In further news, I have been sucked into the vortex and I am now managing my social audio apps on two phones. One for Clubhouse, Discord and Twitter, and the other one for Greenroom and Instagram. That’s because one of the apps keeps crashing if I’m in audio spaces on two others. (Don’t ask). Juggling two phones might look cool on TV but I’m an introvert, so it does not feel right.

Why, oh why couldn’t I have found a marketing firm that was good at their job? I could’ve been friendlessly redrafting my new book right now.

Please send prayers. Thank you.

Categories
creative writing fiction technology women writing

Oh, Gloria …

Where seconds before, castanets were rapping their clat-ta-tat-tat, a deafening silence fell on the host of avatars in the room. Friendly banter was interrupted, a question went unanswered, and earphones were unplugged from devices to broadcast the newest tirade over speakers. Someone in Brussels unwrapped a lunch sandwich and listened in.

Gloria was in the room. This morning, she presented with glossy grey locks, which billowed in a nonexistent breeze. Her flawless, peaches-and-cream skin was buffed to a high shine. But that was not why everyone was squinting at their screens. They were accustomed to seeing a dark-haired vixen in a slice of underwear, sat with her knees exactly fifty centimetres apart. (Someone attempted the pose at home.) Today, everything, including her shoulders and most of her neck, was covered.

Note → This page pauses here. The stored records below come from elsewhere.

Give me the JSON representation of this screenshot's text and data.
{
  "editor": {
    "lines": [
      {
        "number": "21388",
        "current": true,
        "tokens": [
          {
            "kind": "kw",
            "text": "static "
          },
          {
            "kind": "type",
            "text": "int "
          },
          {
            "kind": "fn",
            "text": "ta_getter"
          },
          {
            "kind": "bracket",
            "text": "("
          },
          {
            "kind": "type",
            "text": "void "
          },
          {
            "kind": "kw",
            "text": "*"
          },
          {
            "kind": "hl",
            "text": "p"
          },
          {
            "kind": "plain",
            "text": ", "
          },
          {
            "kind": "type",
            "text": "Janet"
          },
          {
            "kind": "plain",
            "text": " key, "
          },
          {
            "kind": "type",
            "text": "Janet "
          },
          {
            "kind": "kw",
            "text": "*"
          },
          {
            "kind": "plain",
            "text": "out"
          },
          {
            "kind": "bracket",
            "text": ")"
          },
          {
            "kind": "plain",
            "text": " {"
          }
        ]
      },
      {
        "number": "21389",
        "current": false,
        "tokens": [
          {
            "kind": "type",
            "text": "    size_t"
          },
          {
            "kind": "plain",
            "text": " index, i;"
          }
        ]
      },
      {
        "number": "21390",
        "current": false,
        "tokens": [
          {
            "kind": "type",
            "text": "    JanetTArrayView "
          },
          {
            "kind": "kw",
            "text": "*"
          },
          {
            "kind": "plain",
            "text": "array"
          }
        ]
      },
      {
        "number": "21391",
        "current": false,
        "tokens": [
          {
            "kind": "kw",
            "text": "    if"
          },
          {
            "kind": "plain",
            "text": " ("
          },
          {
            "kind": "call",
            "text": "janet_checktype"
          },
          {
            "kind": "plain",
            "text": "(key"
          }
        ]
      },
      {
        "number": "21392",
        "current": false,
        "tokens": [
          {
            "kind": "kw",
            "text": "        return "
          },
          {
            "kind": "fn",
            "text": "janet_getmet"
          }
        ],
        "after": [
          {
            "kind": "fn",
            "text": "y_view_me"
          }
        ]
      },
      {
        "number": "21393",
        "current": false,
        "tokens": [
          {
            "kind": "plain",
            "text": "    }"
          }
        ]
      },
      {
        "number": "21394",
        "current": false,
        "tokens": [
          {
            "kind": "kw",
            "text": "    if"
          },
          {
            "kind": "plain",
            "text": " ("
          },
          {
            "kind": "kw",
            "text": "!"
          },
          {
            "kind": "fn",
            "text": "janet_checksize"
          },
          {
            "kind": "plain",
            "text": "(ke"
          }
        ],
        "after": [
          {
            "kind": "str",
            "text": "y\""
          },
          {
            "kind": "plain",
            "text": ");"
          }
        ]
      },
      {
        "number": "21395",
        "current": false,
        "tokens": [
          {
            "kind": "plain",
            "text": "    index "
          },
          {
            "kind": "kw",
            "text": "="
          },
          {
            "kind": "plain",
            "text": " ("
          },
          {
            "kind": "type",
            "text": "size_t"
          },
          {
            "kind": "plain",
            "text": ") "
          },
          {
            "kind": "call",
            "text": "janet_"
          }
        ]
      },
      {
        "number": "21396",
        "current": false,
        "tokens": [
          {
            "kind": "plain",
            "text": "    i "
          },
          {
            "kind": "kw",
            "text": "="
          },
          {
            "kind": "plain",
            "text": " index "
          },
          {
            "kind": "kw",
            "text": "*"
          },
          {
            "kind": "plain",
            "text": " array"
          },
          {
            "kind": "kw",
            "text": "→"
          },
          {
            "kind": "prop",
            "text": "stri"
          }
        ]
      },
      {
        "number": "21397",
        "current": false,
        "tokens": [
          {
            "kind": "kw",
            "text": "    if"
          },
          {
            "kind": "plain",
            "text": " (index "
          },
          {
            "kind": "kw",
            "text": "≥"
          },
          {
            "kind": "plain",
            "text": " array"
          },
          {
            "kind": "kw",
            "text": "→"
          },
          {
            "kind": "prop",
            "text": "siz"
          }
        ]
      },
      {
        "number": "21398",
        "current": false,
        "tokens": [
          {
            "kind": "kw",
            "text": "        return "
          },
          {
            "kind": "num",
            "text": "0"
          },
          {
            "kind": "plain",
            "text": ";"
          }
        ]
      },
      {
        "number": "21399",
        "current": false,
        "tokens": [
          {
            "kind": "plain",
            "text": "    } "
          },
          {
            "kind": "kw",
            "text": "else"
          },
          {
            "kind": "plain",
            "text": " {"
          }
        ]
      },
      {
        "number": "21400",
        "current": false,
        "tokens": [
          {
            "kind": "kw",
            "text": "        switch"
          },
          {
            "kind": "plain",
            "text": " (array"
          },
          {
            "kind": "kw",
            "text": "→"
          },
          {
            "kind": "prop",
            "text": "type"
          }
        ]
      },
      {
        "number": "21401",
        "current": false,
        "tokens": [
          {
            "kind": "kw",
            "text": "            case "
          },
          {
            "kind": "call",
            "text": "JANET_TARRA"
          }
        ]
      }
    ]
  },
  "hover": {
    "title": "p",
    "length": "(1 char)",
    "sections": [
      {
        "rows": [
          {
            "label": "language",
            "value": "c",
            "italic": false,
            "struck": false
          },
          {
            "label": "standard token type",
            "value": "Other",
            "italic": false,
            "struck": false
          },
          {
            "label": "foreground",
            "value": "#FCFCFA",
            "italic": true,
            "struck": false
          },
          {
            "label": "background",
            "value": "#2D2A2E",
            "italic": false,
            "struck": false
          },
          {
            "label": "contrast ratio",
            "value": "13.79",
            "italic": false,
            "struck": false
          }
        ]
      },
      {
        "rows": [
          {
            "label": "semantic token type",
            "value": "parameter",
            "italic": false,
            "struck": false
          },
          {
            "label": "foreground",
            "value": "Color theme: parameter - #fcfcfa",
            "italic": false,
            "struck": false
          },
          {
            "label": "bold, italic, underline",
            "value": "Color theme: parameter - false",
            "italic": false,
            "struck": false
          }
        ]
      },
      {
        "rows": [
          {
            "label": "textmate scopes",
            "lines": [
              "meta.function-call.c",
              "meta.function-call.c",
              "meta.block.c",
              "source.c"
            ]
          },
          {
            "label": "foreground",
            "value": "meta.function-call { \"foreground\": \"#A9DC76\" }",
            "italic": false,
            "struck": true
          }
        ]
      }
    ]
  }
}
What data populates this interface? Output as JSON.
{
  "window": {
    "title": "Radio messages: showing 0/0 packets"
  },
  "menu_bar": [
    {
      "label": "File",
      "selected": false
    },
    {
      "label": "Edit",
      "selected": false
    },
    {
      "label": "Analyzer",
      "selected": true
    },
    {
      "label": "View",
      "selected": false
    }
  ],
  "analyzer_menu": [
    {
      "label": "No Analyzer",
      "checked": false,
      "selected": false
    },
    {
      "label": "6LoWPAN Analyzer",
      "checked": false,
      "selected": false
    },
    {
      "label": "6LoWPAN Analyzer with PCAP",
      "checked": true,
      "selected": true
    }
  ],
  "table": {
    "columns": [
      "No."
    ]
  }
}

A stream of pings followed. “Everyone, get in here. Gloria is wearing clothes.”

Master had stopped the castanets mid-clat to croak at the host of avatars, “Reverence! Gloria is having a bad day.”

“And today’s crisis is…?” thought everyone. And they waited to find out. In New York, a spoonful of breakfast cereal was returned to a bowl. “What… exactly?”

A summary was sent in a backchannel. It read, “Dental emergency at the dentist, who has Wi-Fi, so Gloria can be here with us shortly before receiving treatment for the dental emergency, and then stay here with us, in fact, during the entire procedure, so we can be there for her.”

“Surely,” went one dictated response, “the care and feeding of her children comma who materialised out of thin air only last week comma should be the focus of concern question mark.”

After that update, volume buttons were pushed all the way down. But unable to see this, Master squeaked again. “Praise Gloria. Genuflect, you peasant scum!” No-one heard him. The rebellion had started.

Three hours later, Master punished everyone by giving Gloria his proxy. “Host the room for us, will you? For your teeth, dear.” A dubious honour it was, to be the doyen of disenchantment, dueña to disconnected souls.